Read the transcript: Economist Paul Krugman spoke out on “The Health Care Crisis and What to Do About It“, on May 30, 2006, at the Community Church in New York.
This talk was sponsored by Physicians for a National Health Program-NY Metro Chapter, the Community Church of New York and the New York Review of Books.
You may remember those horrible few days at the end of August and at the beginning of September when Katrina hit New Orleans, and we all watched in horror and in anger as the city of New Orleans suffered, people were stuck, and help failed to arrive. Those days when you just couldn’t believe that this was America. Where is the aid? Why aren’t we saving these people? Why aren’t we coming to the aid of that city?
These were appropriate reactions.
We’re an extremely rich country. We’re a country of enormous resources. And there’s one thing that rich societies do quite well — coming to the aid of people in trouble. We don’t expect this for most ordinary risks in life. But, we do believe that we have the moral duty to protect our people when they are victims of circumstances beyond their control. In fact, society should come to their aid.
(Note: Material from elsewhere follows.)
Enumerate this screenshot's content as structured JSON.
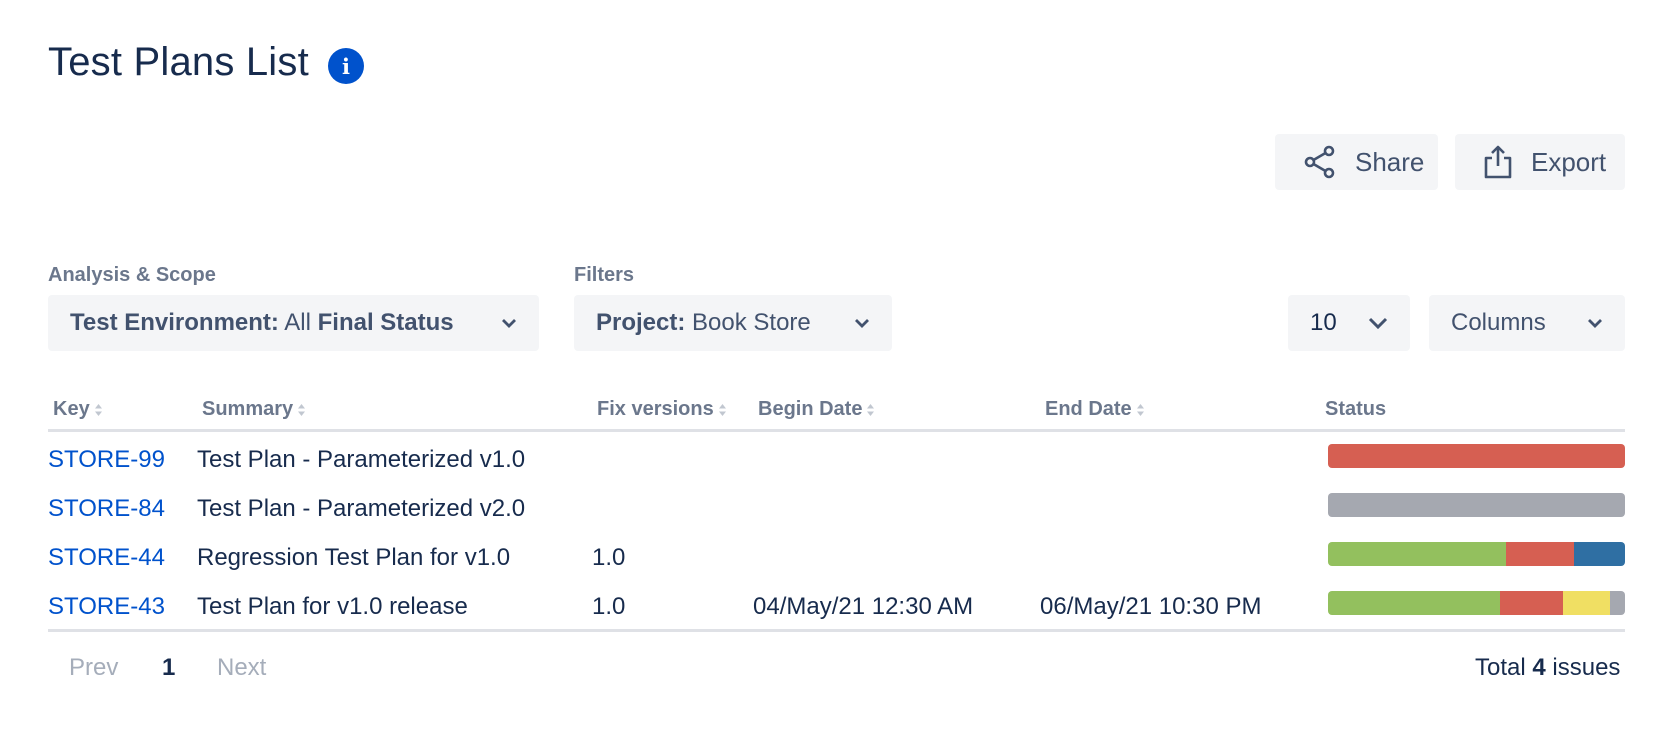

That is ultimately what the health care debate is about. I’m an economist, a quantitative guy. I do numbers and all those things economists do. But, ultimately, this is a moral issue. Preventable illnesses and the personal strain and often the financial disaster that comes with them are all things that we can handle. We can come to the aid of our fellow citizens. And every advanced country except the United States does.
A Responsible United States: (read full long text).